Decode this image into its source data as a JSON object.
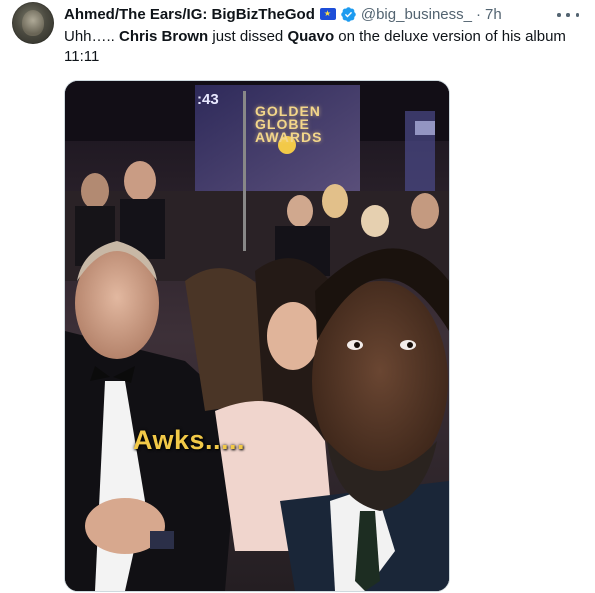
{
  "tweet": {
    "display_name": "Ahmed/The Ears/IG: BigBizTheGod",
    "handle": "@big_business_",
    "separator": "·",
    "time": "7h",
    "text_parts": {
      "p1": "Uhh….. ",
      "b1": "Chris Brown",
      "p2": " just dissed ",
      "b2": "Quavo",
      "p3": " on the deluxe version of his album 11:11"
    },
    "icons": {
      "flag": "flag-icon",
      "verified": "verified-badge-icon",
      "more": "more-options-icon"
    }
  },
  "media": {
    "screen_number": ":43",
    "screen_title_lines": [
      "GOLDEN",
      "GLOBE",
      "AWARDS"
    ],
    "caption": "Awks....."
  },
  "colors": {
    "verified_blue": "#1d9bf0",
    "secondary_text": "#536471",
    "caption_yellow": "#f2c948"
  }
}
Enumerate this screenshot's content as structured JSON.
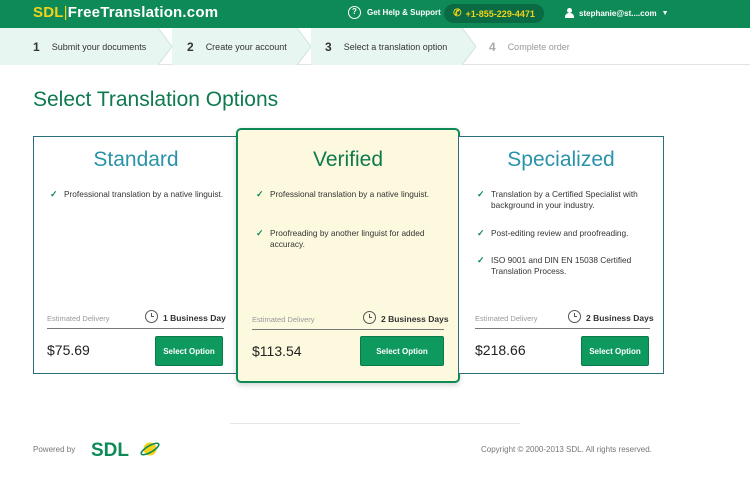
{
  "header": {
    "logo_sdl": "SDL",
    "logo_sep": "|",
    "logo_rest": "FreeTranslation.com",
    "help_label": "Get Help & Support",
    "phone": "+1-855-229-4471",
    "user": "stephanie@st....com",
    "brand_color": "#0e8a57",
    "accent_color": "#f3d21a"
  },
  "steps": [
    {
      "num": "1",
      "label": "Submit your documents"
    },
    {
      "num": "2",
      "label": "Create your account"
    },
    {
      "num": "3",
      "label": "Select a translation option"
    },
    {
      "num": "4",
      "label": "Complete order"
    }
  ],
  "page_title": "Select Translation Options",
  "cards": [
    {
      "title": "Standard",
      "features": [
        "Professional translation by a native linguist."
      ],
      "est_label": "Estimated Delivery",
      "delivery": "1 Business Day",
      "price": "$75.69",
      "button": "Select Option"
    },
    {
      "title": "Verified",
      "features": [
        "Professional translation by a native linguist.",
        "Proofreading by another linguist for added accuracy."
      ],
      "est_label": "Estimated Delivery",
      "delivery": "2 Business Days",
      "price": "$113.54",
      "button": "Select Option",
      "highlighted": true
    },
    {
      "title": "Specialized",
      "features": [
        "Translation by a Certified Specialist with background in your industry.",
        "Post-editing review and proofreading.",
        "ISO 9001 and DIN EN 15038 Certified Translation Process."
      ],
      "est_label": "Estimated Delivery",
      "delivery": "2 Business Days",
      "price": "$218.66",
      "button": "Select Option"
    }
  ],
  "footer": {
    "powered_by": "Powered by",
    "sdl_logo": "SDL",
    "copyright": "Copyright © 2000-2013 SDL. All rights reserved."
  }
}
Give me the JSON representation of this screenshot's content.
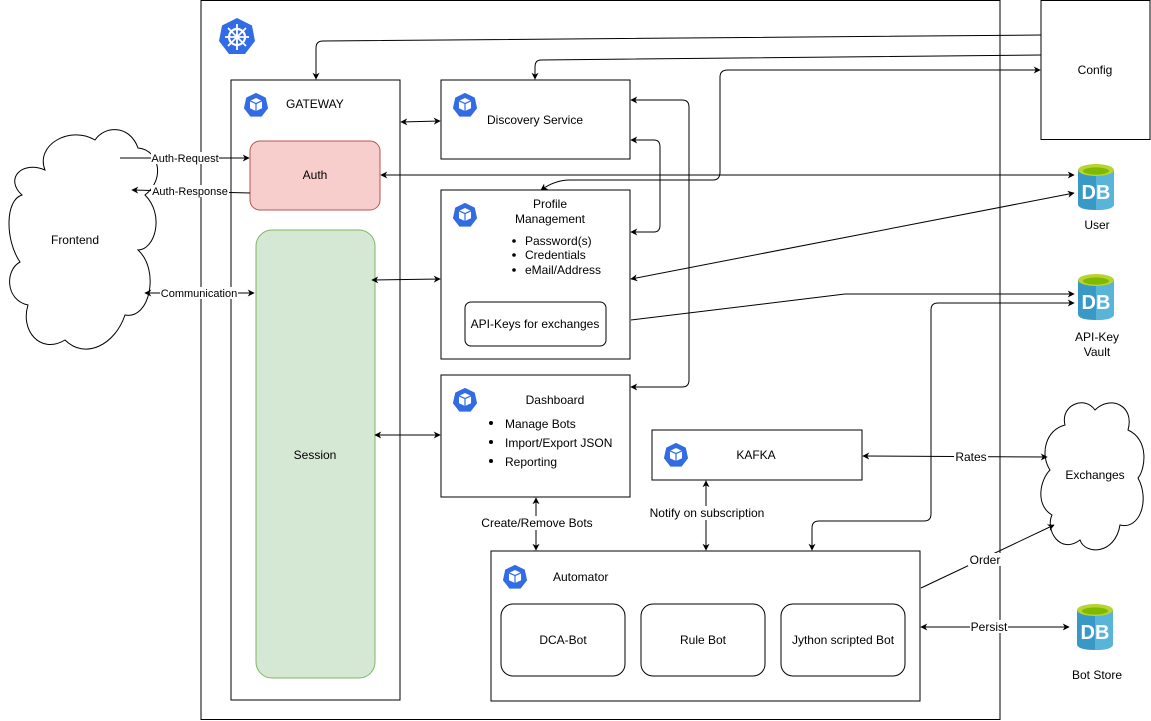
{
  "cluster": {
    "icon": "kubernetes-helm-icon",
    "accent": "#326ce5"
  },
  "nodes": {
    "frontend": {
      "label": "Frontend",
      "shape": "cloud"
    },
    "gateway": {
      "label": "GATEWAY",
      "icon": "k8s-pod-icon"
    },
    "auth": {
      "label": "Auth",
      "fill": "#f8cecc",
      "stroke": "#b85450"
    },
    "session": {
      "label": "Session",
      "fill": "#d5e8d4",
      "stroke": "#82b366"
    },
    "discovery": {
      "label": "Discovery Service",
      "icon": "k8s-pod-icon"
    },
    "profile": {
      "label_line1": "Profile",
      "label_line2": "Management",
      "icon": "k8s-pod-icon",
      "bullets": [
        "Password(s)",
        "Credentials",
        "eMail/Address"
      ],
      "inner_box": "API-Keys for exchanges"
    },
    "dashboard": {
      "label": "Dashboard",
      "icon": "k8s-pod-icon",
      "bullets": [
        "Manage Bots",
        "Import/Export JSON",
        "Reporting"
      ]
    },
    "kafka": {
      "label": "KAFKA",
      "icon": "k8s-pod-icon"
    },
    "automator": {
      "label": "Automator",
      "icon": "k8s-pod-icon",
      "bots": [
        "DCA-Bot",
        "Rule Bot",
        "Jython scripted Bot"
      ]
    },
    "config": {
      "label": "Config"
    },
    "db_user": {
      "label": "User",
      "icon": "database-icon",
      "text": "DB"
    },
    "db_vault": {
      "label_line1": "API-Key",
      "label_line2": "Vault",
      "icon": "database-icon",
      "text": "DB"
    },
    "exchanges": {
      "label": "Exchanges",
      "shape": "cloud"
    },
    "db_botstore": {
      "label": "Bot Store",
      "icon": "database-icon",
      "text": "DB"
    }
  },
  "edges": {
    "auth_request": "Auth-Request",
    "auth_response": "Auth-Response",
    "communication": "Communication",
    "create_remove": "Create/Remove Bots",
    "notify": "Notify on subscription",
    "rates": "Rates",
    "order": "Order",
    "persist": "Persist"
  },
  "colors": {
    "k8s_blue": "#326ce5",
    "db_blue": "#3999c6",
    "db_light": "#59b4d9",
    "db_top": "#7fba00"
  }
}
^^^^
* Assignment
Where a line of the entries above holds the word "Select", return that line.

* Solution to the exercise
      "label": "Select a translation option"
  "page_title": "Select Translation Options",
      "button": "Select Option"
      "button": "Select Option",
      "button": "Select Option"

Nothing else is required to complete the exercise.